→ What to do
All that is required is the number of lines in this listing that hold "Finalize".

→ Records for this task
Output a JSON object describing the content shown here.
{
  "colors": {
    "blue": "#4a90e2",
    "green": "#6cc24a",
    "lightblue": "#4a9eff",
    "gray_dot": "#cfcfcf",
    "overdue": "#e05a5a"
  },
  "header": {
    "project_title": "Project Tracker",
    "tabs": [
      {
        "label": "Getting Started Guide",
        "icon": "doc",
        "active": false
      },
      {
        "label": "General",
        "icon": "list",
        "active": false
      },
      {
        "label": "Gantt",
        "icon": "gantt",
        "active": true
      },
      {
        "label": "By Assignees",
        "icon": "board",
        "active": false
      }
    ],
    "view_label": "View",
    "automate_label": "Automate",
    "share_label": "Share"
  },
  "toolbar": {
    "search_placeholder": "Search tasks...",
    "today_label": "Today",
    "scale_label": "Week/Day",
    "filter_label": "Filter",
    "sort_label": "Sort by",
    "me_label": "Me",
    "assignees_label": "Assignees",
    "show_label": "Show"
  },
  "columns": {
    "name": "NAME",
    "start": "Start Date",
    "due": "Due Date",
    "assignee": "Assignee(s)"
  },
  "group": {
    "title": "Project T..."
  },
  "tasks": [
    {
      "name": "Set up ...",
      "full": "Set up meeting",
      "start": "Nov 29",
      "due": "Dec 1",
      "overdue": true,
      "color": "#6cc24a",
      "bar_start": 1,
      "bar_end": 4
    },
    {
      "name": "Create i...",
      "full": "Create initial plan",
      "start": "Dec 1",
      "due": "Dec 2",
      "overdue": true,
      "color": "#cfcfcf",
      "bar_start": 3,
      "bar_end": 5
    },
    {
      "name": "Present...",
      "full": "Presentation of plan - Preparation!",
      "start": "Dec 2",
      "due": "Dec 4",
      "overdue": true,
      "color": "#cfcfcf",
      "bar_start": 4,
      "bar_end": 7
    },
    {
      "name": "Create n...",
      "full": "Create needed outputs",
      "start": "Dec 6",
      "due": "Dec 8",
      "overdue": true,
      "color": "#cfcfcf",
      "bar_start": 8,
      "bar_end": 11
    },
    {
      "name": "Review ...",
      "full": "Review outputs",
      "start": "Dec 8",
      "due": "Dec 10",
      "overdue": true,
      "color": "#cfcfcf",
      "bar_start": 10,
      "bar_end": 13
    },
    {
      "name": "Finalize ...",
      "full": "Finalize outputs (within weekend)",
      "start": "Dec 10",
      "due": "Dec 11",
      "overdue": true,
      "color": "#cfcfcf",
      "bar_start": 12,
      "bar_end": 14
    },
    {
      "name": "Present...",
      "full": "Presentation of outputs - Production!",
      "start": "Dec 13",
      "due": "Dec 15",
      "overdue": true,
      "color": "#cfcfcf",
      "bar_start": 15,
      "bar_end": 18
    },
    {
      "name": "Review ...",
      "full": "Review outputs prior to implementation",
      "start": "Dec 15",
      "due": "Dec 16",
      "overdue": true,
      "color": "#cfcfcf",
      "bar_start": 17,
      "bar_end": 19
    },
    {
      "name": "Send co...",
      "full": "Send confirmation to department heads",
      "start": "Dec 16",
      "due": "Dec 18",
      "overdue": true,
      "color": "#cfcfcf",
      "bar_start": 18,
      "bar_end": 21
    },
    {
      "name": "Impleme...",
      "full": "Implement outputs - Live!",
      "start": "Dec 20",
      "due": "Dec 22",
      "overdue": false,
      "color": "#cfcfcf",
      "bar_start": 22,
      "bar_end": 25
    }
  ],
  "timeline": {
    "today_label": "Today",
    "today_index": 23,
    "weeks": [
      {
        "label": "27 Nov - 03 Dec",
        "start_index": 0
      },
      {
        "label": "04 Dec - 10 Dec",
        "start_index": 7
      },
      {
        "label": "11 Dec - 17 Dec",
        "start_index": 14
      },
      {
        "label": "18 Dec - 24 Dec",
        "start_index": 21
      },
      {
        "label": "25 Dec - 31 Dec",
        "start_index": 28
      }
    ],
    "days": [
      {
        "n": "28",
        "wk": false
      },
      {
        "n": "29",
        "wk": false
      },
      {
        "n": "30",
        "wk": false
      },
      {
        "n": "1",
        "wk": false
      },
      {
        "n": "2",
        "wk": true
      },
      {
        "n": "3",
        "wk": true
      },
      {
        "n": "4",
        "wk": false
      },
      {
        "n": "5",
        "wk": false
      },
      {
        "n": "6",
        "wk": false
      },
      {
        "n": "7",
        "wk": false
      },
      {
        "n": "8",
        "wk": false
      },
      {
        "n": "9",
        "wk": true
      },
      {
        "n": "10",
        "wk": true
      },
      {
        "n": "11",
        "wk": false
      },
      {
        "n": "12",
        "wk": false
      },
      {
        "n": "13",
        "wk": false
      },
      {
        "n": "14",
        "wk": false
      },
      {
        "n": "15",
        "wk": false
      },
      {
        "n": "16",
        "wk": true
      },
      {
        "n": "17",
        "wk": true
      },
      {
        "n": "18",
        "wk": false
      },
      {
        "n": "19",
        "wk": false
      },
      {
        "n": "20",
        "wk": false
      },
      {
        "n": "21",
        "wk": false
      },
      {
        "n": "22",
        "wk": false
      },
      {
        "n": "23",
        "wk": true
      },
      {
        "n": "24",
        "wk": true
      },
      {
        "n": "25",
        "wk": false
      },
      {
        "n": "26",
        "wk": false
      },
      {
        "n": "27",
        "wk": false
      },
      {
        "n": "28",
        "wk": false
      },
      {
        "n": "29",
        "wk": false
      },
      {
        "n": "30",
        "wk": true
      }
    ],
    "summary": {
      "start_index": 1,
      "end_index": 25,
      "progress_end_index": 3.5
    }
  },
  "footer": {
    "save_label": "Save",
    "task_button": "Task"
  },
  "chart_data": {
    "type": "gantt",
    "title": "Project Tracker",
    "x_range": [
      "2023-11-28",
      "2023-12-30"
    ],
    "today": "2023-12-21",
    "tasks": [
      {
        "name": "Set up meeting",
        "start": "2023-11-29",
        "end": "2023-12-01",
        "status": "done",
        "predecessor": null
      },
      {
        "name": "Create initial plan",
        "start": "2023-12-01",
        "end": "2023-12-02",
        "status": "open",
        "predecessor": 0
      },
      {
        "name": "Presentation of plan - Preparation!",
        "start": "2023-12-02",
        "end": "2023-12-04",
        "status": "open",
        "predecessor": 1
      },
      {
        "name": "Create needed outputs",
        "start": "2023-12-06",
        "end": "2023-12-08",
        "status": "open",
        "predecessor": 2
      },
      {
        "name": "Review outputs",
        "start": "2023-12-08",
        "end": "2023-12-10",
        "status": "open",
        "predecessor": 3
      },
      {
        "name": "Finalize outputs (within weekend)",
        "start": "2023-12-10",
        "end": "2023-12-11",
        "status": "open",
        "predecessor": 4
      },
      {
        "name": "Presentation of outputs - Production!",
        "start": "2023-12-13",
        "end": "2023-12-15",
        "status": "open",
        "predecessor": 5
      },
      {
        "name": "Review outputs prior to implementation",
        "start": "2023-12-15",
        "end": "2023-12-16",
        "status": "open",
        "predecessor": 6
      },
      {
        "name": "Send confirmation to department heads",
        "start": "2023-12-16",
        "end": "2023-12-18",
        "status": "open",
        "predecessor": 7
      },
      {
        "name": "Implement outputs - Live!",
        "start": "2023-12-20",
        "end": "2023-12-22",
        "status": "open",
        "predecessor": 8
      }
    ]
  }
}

→ Task solution
3